But aside from its lyrical maturity, Ctrl‘s excellence is deeply indebted to how incredibly appealing and effortless SZA’s flow and cadence is throughout. From her reggae inspired lilt on “Doves in the Wind” to her sinusoidal rap singing on opener “Supermodel” to the Destiny’s Child-like quickfire of “Wavy”, pretty much every vocal turn on the album is a home run. She moves between singing, speak-singing and rapping with unexpected contours and emphasis on tracks (such as the Travis Scott-featuring “Love Galore”) like a surfer riding the curl of an endless wave. And the production techniques applied to the dense and many harmonies that pop up throughout every verse and chorus of the record, including falsettos, echos and left-right panning (perhaps most notably on standout “Prom”), add even more dynamics and dimensions.

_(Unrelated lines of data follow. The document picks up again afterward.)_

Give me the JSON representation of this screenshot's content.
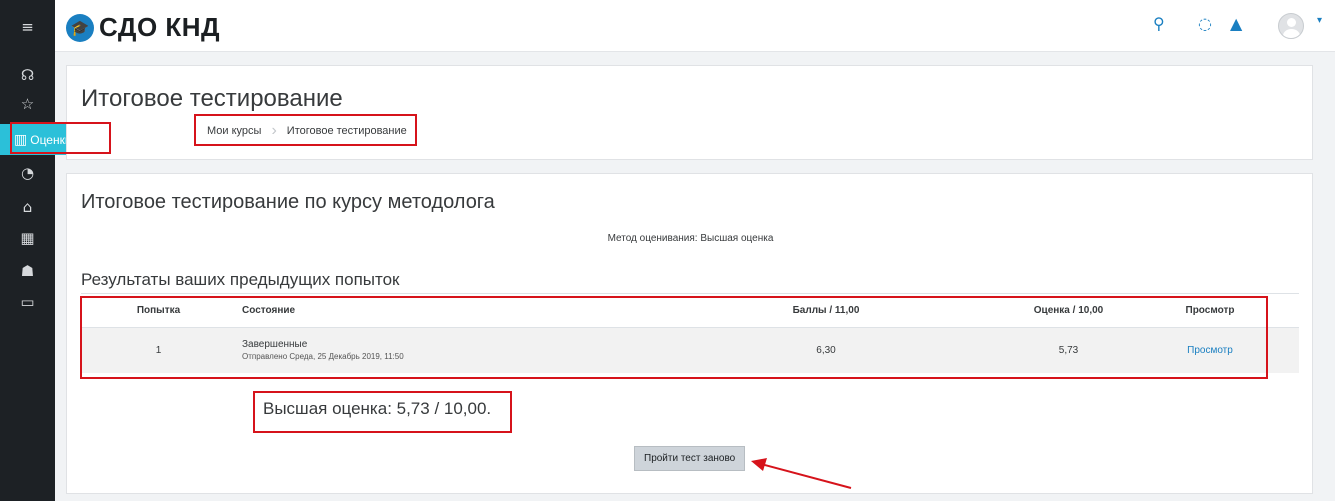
{
  "topbar": {
    "logo_text": "СДО КНД",
    "logo_icon": "graduation-cap-icon",
    "icons": [
      "search-icon",
      "chat-icon",
      "bell-icon",
      "avatar",
      "chevron-down-icon"
    ]
  },
  "sidebar": {
    "menu_icon": "hamburger-icon",
    "items": [
      {
        "icon": "badges-icon"
      },
      {
        "icon": "star-icon"
      },
      {
        "icon": "grades-book-icon",
        "label": "Оценки"
      },
      {
        "icon": "dashboard-icon"
      },
      {
        "icon": "home-icon"
      },
      {
        "icon": "calendar-icon"
      },
      {
        "icon": "graduation-cap-icon"
      },
      {
        "icon": "folder-icon"
      }
    ],
    "active_color": "#2bc0d9"
  },
  "header": {
    "title": "Итоговое тестирование",
    "breadcrumb": [
      "Мои курсы",
      "Итоговое тестирование"
    ]
  },
  "quiz": {
    "title": "Итоговое тестирование по курсу методолога",
    "grading_method": "Метод оценивания: Высшая оценка",
    "attempts_heading": "Результаты ваших предыдущих попыток",
    "table": {
      "headers": [
        "Попытка",
        "Состояние",
        "Баллы / 11,00",
        "Оценка / 10,00",
        "Просмотр"
      ],
      "rows": [
        {
          "attempt": "1",
          "state": "Завершенные",
          "submitted": "Отправлено Среда, 25 Декабрь 2019, 11:50",
          "points": "6,30",
          "grade": "5,73",
          "review": "Просмотр"
        }
      ]
    },
    "highest_grade": "Высшая оценка: 5,73 / 10,00.",
    "retake_button": "Пройти тест заново"
  },
  "colors": {
    "accent": "#1a7fc1",
    "sidebar_bg": "#1d2125",
    "annotation": "#d6131b"
  }
}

Through it all, however, SZA is never reaching, never shouting, constantly maintaining a cool level-headedness even on the record’s most emotional moments. This choice to stay chill aligns perfectly with the album’s uninterrupted easy-going and minimalist arrangement choices.

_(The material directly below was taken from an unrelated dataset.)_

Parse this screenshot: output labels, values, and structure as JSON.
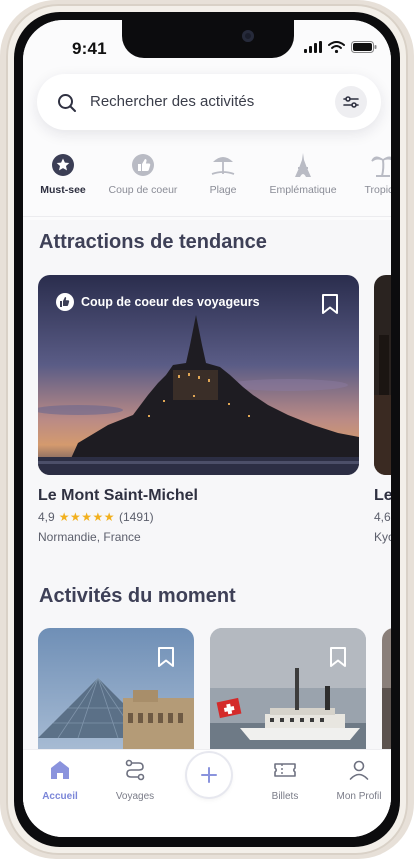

Production-wise, Ctrl is full of interesting bells and whistles that tend to stay true to low-energy, bass and drums based arrangements, allowing subtle touches like the woozy, underwater synths on “Drew Barrymore” or the “Hotline Bling”-esque Trop-House notes on “Love Galore”. As previously mentioned, the harmony and vocal overdub work account for many of the album’s most impressive moments, though crisp instrumentation like the snare drum that finally rolls into the final third of “Supermodel” are as satisfying as they are essential. SZA makes room for four guest features, which feels like the perfect number, and packs them in toward the beginning and ends of the record, allowing her the space to solidify an identity through the record’s middle third. Travis Scott and Kendrick both historically bat a high average on their features, but their voices here go above a good verse, syncing perfectly with SZAs relaxed but sexually-charged aesthetic. Less so, however, for the abrasive Isaiah Rashad on “Pretty Little Birds”, the album’s penultimate cut.
If I had to nitpick, I’d say the more formless, down-tempo songs at the album’s center, “Garden” and “Broken Clocks”, hem closer to a traditional, less unique sound than what preceded and follow them, and the record, while in no means too long (50 minutes and 14 tracks) probably could have afforded to and benefited from their cutting. Still, “Ctrl” succeeds lyrically and sonically, and in particular SZA’s unique vocals and singing style make it hard to go back to listening to airier or less distinctive vocalists. As for standouts, “Prom” is a catchy-as-fuck low-key banger and “Love Galore” and “Doves in the Wind” are instant classics (also a big fan of the former’s music video). I think Ctrl is by far the strongest R&B record of the year, and deserves to be seen as a shining example of the genre’s continued transformation come the end of the decade.
Score: 11 / 13